The United Nations and the Sudanese government are exchanging accusations regarding the delay in deployment of international peacekeepers in the war-torn Darfur province.
Head of the U.N. peacekeeping unit Jean-Marie Guehenno said Khartoum was imposing obstacles, such as rejection of non-African peacekeeping forces and operational restrictions on the forces.
Khartoum says the U.N. has delayed meetings to discuss the deployment.
The U.N. plans to send the new hybrid peacekeeping force to replace a struggling 7,000-strong AU force which has been unable to end the violence in Darfur. The plan was approved after months of negotiations and was reluctantly accepted by Khartoum.
More than 200,000 people have been killed in the conflict, which began in early 2003. The government denies claims that it unleashed armed groups called Janjaweed against the people of Darfur and maintains the death toll is much lower than has been reported.
Meanwhile, internally displaced people in Darfur are staging protests against the deployment of Chinese peacekeepers.
Demonstrators have also delivered letters to the African Union and to the U.N. explaining that they could not trust “Khartoum providers of weapons” to protect them.
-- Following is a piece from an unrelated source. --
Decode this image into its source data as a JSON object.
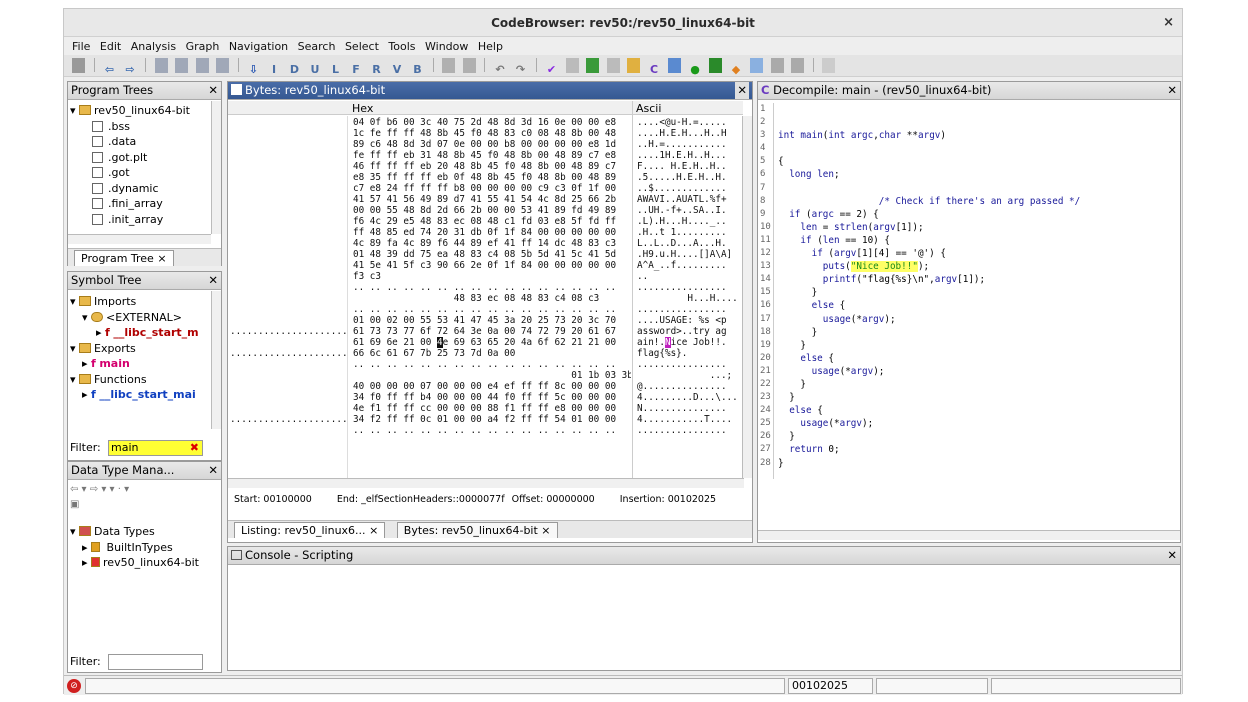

The suspicious attitude towards China stems from China’s financial dealings with the Sudanese government. China buys a large quantity of Sudan’s oil and sells Khartoum weapons. Critics say China has failed to use its leverage to pressure Khartoum into ending the conflict in Darfur.
China has sent 135 military engineers to Darfur, as part of a 26,000-strong international peacekeeping force, which will be comprised of troops contributed by the U.N. and the AU.